Before the trip, I was having second thoughts about joining the Itbayat leg of our 3-island photo tour. I was told the journey via boat takes 4 hours and the ride could be treacherous due to the open sea, and thus the typical tourists wouldn't go. But, the whispers from my adventurous heart won that argument for me.
So here we are at the port in Basco where a 30-seater old wooden boat that looked like a tiny Noah's Ark awaits us. It was the early part of the Holy Week and many locals are already travelling back to their hometown. Cargo items ranging from sand and gravel to furniture to huge cans of biscuits were being loaded in what seemed like an infinite storage at the boat's hull. More people came and I began to wonder if they will exceed the capacity limits of the boat, a very common practice in some of the ports in the provinces. As we boarded with our orange life jackets, we soon found our little spots on the boat's floor, just enough for us to sit with our legs bunched up. As soon as the coast guard gave his go signal, we were off.
|View from the back of the boat where I was seated|
Two hours later, we spotted land and there was a big sigh of relief. We were informed that we will dock at an alternate port, called the Mauyen Port, which is southernmost part of the island where the waters are smoother, instead of the usual port which will take another 2 hours. However, this means that we will have to do some heavy duty hiking up the cliff, via 14 zigzag steep narrow trails with nothing to hold on to, and with all our stuff to carry.

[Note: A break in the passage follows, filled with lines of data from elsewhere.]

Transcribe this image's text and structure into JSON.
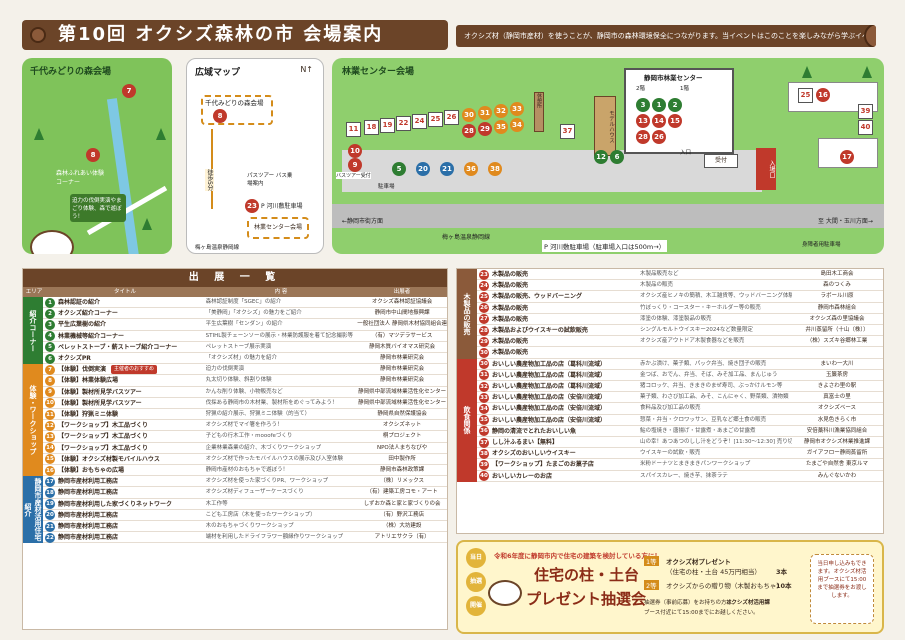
{
  "header": {
    "title": "第10回 オクシズ森林の市 会場案内",
    "note": "オクシズ材（静岡市産材）を使うことが、静岡市の森林環境保全につながります。当イベントはこのことを楽しみながら学ぶイベントです。"
  },
  "map1": {
    "title": "千代みどりの森会場",
    "label_exp": "森林ふれあい体験コーナー",
    "label_caption": "迫力の伐倒実演やまごり体験、森で遊ぼう！",
    "pins": [
      "7",
      "8"
    ]
  },
  "map2": {
    "title": "広域マップ",
    "venue1": "千代みどりの森会場",
    "venue2": "林業センター会場",
    "walk": "徒歩5分",
    "bus": "パスツアー バス乗場案内",
    "route_label": "P 河川敷駐車場",
    "route2": "梅ヶ島温泉静岡線",
    "pin23": "23",
    "pin8": "8"
  },
  "map3": {
    "title": "林業センター会場",
    "center": "静岡市林業センター",
    "floor1": "1階",
    "floor2": "2階",
    "reception": "受付",
    "entrance": "入口",
    "entrance_car": "入場口",
    "model": "モデルハウス",
    "rest": "休憩所",
    "parking_bus": "バスツアー受付",
    "parking": "駐車場",
    "road1": "←静岡市街方面",
    "road2": "梅ヶ島温泉静岡線",
    "road3": "至 大間・玉川方面→",
    "parking_lot": "P 河川敷駐車場（駐車場入口は500m→）",
    "disabled": "身障者用駐車場",
    "pins": [
      "11",
      "10",
      "9",
      "18",
      "19",
      "22",
      "24",
      "25",
      "26",
      "30",
      "31",
      "32",
      "33",
      "34",
      "35",
      "29",
      "28",
      "27",
      "37",
      "5",
      "20",
      "21",
      "36",
      "38",
      "4",
      "3",
      "1",
      "2",
      "13",
      "14",
      "15",
      "16",
      "17",
      "39",
      "40",
      "12",
      "6",
      "23"
    ]
  },
  "table1": {
    "title": "出 展 一 覧",
    "col_area": "エリア",
    "col_title": "タイトル",
    "col_desc": "内 容",
    "col_org": "出展者",
    "sections": [
      {
        "label": "紹介コーナー",
        "color": "#2e7d32"
      },
      {
        "label": "体験・ワークショップ",
        "color": "#e08a1e"
      },
      {
        "label": "静岡市産材活用住宅紹介",
        "color": "#2b6fa8"
      }
    ],
    "rows": [
      {
        "n": "1",
        "t": "森林認証の紹介",
        "d": "森林認証制度「SGEC」の紹介",
        "o": "オクシズ森林認証協議会",
        "c": "#2e7d32"
      },
      {
        "n": "2",
        "t": "オクシズ紹介コーナー",
        "d": "「美静岡」「オクシズ」の魅力をご紹介",
        "o": "静岡市中山間地振興課",
        "c": "#2e7d32"
      },
      {
        "n": "3",
        "t": "平生広葉樹の紹介",
        "d": "平生広葉樹「センダン」の紹介",
        "o": "一般社団法人 静岡県木材協同組合連合会",
        "c": "#2e7d32"
      },
      {
        "n": "4",
        "t": "林業機械等紹介コーナー",
        "d": "STIHL製チェーンソーの展示・林業防護服を着て記念撮影等",
        "o": "（有）マツデラサービス",
        "c": "#2e7d32"
      },
      {
        "n": "5",
        "t": "ペレットストーブ・薪ストーブ紹介コーナー",
        "d": "ペレットストーブ展示実演",
        "o": "静岡木質バイオマス研究会",
        "c": "#2e7d32"
      },
      {
        "n": "6",
        "t": "オクシズPR",
        "d": "「オクシズ材」の魅力を紹介",
        "o": "静岡市林業研究会",
        "c": "#2e7d32"
      },
      {
        "n": "7",
        "t": "【体験】伐倒実演",
        "d": "迫力の伐倒実演",
        "o": "静岡市林業研究会",
        "c": "#e08a1e",
        "tag": "主催者のおすすめ"
      },
      {
        "n": "8",
        "t": "【体験】林業体験広場",
        "d": "丸太切り体験、斜割り体験",
        "o": "静岡市林業研究会",
        "c": "#e08a1e"
      },
      {
        "n": "9",
        "t": "【体験】製材所見学バスツアー",
        "d": "かんな削り体験、小物販売など",
        "o": "静岡県中部流域林業活性化センター",
        "c": "#e08a1e"
      },
      {
        "n": "10",
        "t": "【体験】製材所見学バスツアー",
        "d": "伐採ある静岡市の木材業、製材所をめぐってみよう！",
        "o": "静岡県中部流域林業活性化センター",
        "c": "#e08a1e"
      },
      {
        "n": "11",
        "t": "【体験】狩猟ミニ体験",
        "d": "狩猟の紹介展示、狩猟ミニ体験（的当て）",
        "o": "静岡県自然保護協会",
        "c": "#e08a1e"
      },
      {
        "n": "12",
        "t": "【ワークショップ】木工品づくり",
        "d": "オクシズ材でマイ箸を作ろう！",
        "o": "オクシズネット",
        "c": "#e08a1e"
      },
      {
        "n": "13",
        "t": "【ワークショップ】木工品づくり",
        "d": "子どもの行木工作・mooofeづくり",
        "o": "桐プロジェクト",
        "c": "#e08a1e"
      },
      {
        "n": "14",
        "t": "【ワークショップ】木工品づくり",
        "d": "企業林業森業の紹介、木づくりワークショップ",
        "o": "NPO法人まちなびや",
        "c": "#e08a1e"
      },
      {
        "n": "15",
        "t": "【体験】オクシズ材製モバイルハウス",
        "d": "オクシズ材で作ったモバイルハウスの展示及び入室体験",
        "o": "田中製作所",
        "c": "#e08a1e"
      },
      {
        "n": "16",
        "t": "【体験】おもちゃの広場",
        "d": "静岡市産材のおもちゃで遊ぼう！",
        "o": "静岡市森林政策課",
        "c": "#e08a1e"
      },
      {
        "n": "17",
        "t": "静岡市産材利用工務店",
        "d": "オクシズ材を使った家づくりPR、ワークショップ",
        "o": "（株）リメックス",
        "c": "#2b6fa8"
      },
      {
        "n": "18",
        "t": "静岡市産材利用工務店",
        "d": "オクシズ材ディフューザーケースづくり",
        "o": "（有）建築工房コモ・アート",
        "c": "#2b6fa8"
      },
      {
        "n": "19",
        "t": "静岡市産材利用した家づくりネットワーク",
        "d": "木工作等",
        "o": "しずおか森と家と家づくりの会",
        "c": "#2b6fa8"
      },
      {
        "n": "20",
        "t": "静岡市産材利用工務店",
        "d": "こども工房店（木を使ったワークショップ）",
        "o": "（有）野沢工務店",
        "c": "#2b6fa8"
      },
      {
        "n": "21",
        "t": "静岡市産材利用工務店",
        "d": "木のおもちゃづくりワークショップ",
        "o": "（株）大坊建設",
        "c": "#2b6fa8"
      },
      {
        "n": "22",
        "t": "静岡市産材利用工務店",
        "d": "端材を利用したドライフラワー額縁作りワークショップ",
        "o": "アトリエサクラ（有）",
        "c": "#2b6fa8"
      }
    ]
  },
  "table2": {
    "sections": [
      {
        "label": "木製品の販売",
        "color": "#8b5a3a"
      },
      {
        "label": "飲食関係",
        "color": "#c0392b"
      }
    ],
    "rows": [
      {
        "n": "23",
        "t": "木製品の販売",
        "d": "木製品販売など",
        "o": "島田木工商会",
        "c": "#c0392b"
      },
      {
        "n": "24",
        "t": "木製品の販売",
        "d": "木製品の販売",
        "o": "森のつくみ",
        "c": "#c0392b"
      },
      {
        "n": "25",
        "t": "木製品の販売、ウッドバーニング",
        "d": "オクシズ産ヒノキの簡積、木工雑貨等、ウッドバーニング体験",
        "o": "ラボール川原",
        "c": "#c0392b"
      },
      {
        "n": "26",
        "t": "木製品の販売",
        "d": "竹ぼっくり・コースター・キーホルダー等の販売",
        "o": "静岡市森林組合",
        "c": "#c0392b"
      },
      {
        "n": "27",
        "t": "木製品の販売",
        "d": "漆塗の体験、漆塗製品の販売",
        "o": "オクシズ森の里協議会",
        "c": "#c0392b"
      },
      {
        "n": "28",
        "t": "木製品およびウイスキーの試飲販売",
        "d": "シングルモルトウイスキー2024など数量限定",
        "o": "井川蒸留所（十山（株））",
        "c": "#c0392b"
      },
      {
        "n": "29",
        "t": "木製品の販売",
        "d": "オクシズ産アウトドア木製食器などを販売",
        "o": "（株）スズキ谷郷林工業",
        "c": "#c0392b"
      },
      {
        "n": "30",
        "t": "木製品の販売",
        "d": "",
        "o": "",
        "c": "#c0392b"
      },
      {
        "n": "30",
        "t": "おいしい農産物加工品の店（葛科川流域）",
        "d": "赤かぶ漬け、菓子類、パック弁当、焼き団子の販売",
        "o": "まいわ一大川",
        "c": "#c0392b"
      },
      {
        "n": "31",
        "t": "おいしい農産物加工品の店（葛科川流域）",
        "d": "金つば、おでん、弁当、そば、みそ加工品、まんじゅう",
        "o": "玉簾茶房",
        "c": "#c0392b"
      },
      {
        "n": "32",
        "t": "おいしい農産物加工品の店（葛科川流域）",
        "d": "猪コロッケ、弁当、きまきのまぜ寿司、ぶっかけルモン等",
        "o": "きよさわ里の駅",
        "c": "#c0392b"
      },
      {
        "n": "33",
        "t": "おいしい農産物加工品の店（安倍川流域）",
        "d": "菓子類、わさび加工品、みそ、こんにゃく、野菜類、漬物類",
        "o": "真富士の里",
        "c": "#c0392b"
      },
      {
        "n": "34",
        "t": "おいしい農産物加工品の店（安倍川流域）",
        "d": "食料品及び加工品の販売",
        "o": "オクシズベース",
        "c": "#c0392b"
      },
      {
        "n": "35",
        "t": "おいしい農産物加工品の店（安倍川流域）",
        "d": "惣菜・弁当・クロワッサン、豆乳など郷土食の販売",
        "o": "水見色きらく市",
        "c": "#c0392b"
      },
      {
        "n": "36",
        "t": "静岡の清流でとれたおいしい魚",
        "d": "鮎の塩焼き・唐揚げ・甘露煮・あまごの甘露煮",
        "o": "安倍藁科川漁業協同組合",
        "c": "#c0392b"
      },
      {
        "n": "37",
        "t": "しし汁ふるまい【無料】",
        "d": "山の幸！あつあつのしし汁をどうぞ！[11:30～12:30] 売り切れ次第終了",
        "o": "静岡市オクシズ林業推進課",
        "c": "#c0392b"
      },
      {
        "n": "38",
        "t": "オクシズのおいしいウイスキー",
        "d": "ウイスキーの試飲・販売",
        "o": "ガイアフロー静岡蒸留所",
        "c": "#c0392b"
      },
      {
        "n": "39",
        "t": "【ワークショップ】たまごのお菓子店",
        "d": "米粉ドーナツとまきまきパンワークショップ",
        "o": "たまごや自然舎 東京ルマ",
        "c": "#c0392b"
      },
      {
        "n": "40",
        "t": "おいしいカレーのお店",
        "d": "スパイスカレー、焼き芋、抹茶ラテ",
        "o": "みんぐないかわ",
        "c": "#c0392b"
      }
    ]
  },
  "lottery": {
    "badges": [
      "当日",
      "抽選",
      "開催"
    ],
    "lead": "令和6年度に静岡市内で住宅の建築を検討している方に！",
    "title1": "住宅の柱・土台",
    "title2": "プレゼント抽選会",
    "p1_tag": "1等",
    "p1": "オクシズ材プレゼント",
    "p1_sub": "（住宅の柱・土台 45万円相当）",
    "p1_count": "3本",
    "p2_tag": "2等",
    "p2": "オクシズからの贈り物（木製おもちゃ）",
    "p2_count": "10本",
    "note1": "抽選券（事前応募）をお持ちの方は、",
    "note2": "オクシズ材活用課",
    "note3": "ブース付近にて15:00までにお越しください。",
    "info": "当日申し込みもできます。オクシズ材活用ブースにて15:00まで抽選券をお渡しします。"
  }
}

For someone who's not a hiker, this was really a challenge for me. But luckily, my group was supportive enough and we paced ourselves for a slower hike up.
|Mauyen Port, where we got off, there wasn't even a proper dock|
As we emerged on top of the hill, all I could see were empty plains, and I felt that I was in Africa. I also noticed that there were a few lone palm trees but they were unusually short. We all plopped onto the ground tired and exasperated. Even the sun shining bright on our faces felt good.
|That's us waiting for our ride at the top of the cliff|
|View from the top of the cliff, with the path where we hiked up from the port below|
As if there is not enough adventure, we would never have expected the experience that will soon meet us in this uplifted coral of an island. From a warm welcome from our host at the homestay, to the hidden gems deep in the cave beneath the hills, to the breathtaking view of what seemed like the Moher cliffs of Ireland, and to the history of a people called the Austronesians, these made us forget about the adventurous boat ride and the tiring hike up the cliff. This was by far the best part of our trip.
You can read more about our experience at the island in my blog entitled Homestay and Breathtaking Landscapes.
Ironically our trip back to Basco was smooth sailing, reminding us how drastically things change over a short period of time. Except for a surprise shout by the fishermen upon catching a big fish on our way back, the ride was quiet and we had space to lie down on the boat.
|Our boat, back to pick us up|
|Poor cow, probably suffering from sea sickness after being transported on the boat hull|
|Smooth waters, beautiful views|
|Boatmen trying their luck for lunch|
|And yes, there were in luck!|
Time passed quickly this time, and soon, we wake up from our naps to see a familiar view, the Naidi Lighthouse back in Basco, Batanes.
|Naidi Lighthouse, Basco, Batanes|
|Naidi Lighthouse, Basco, Batanes|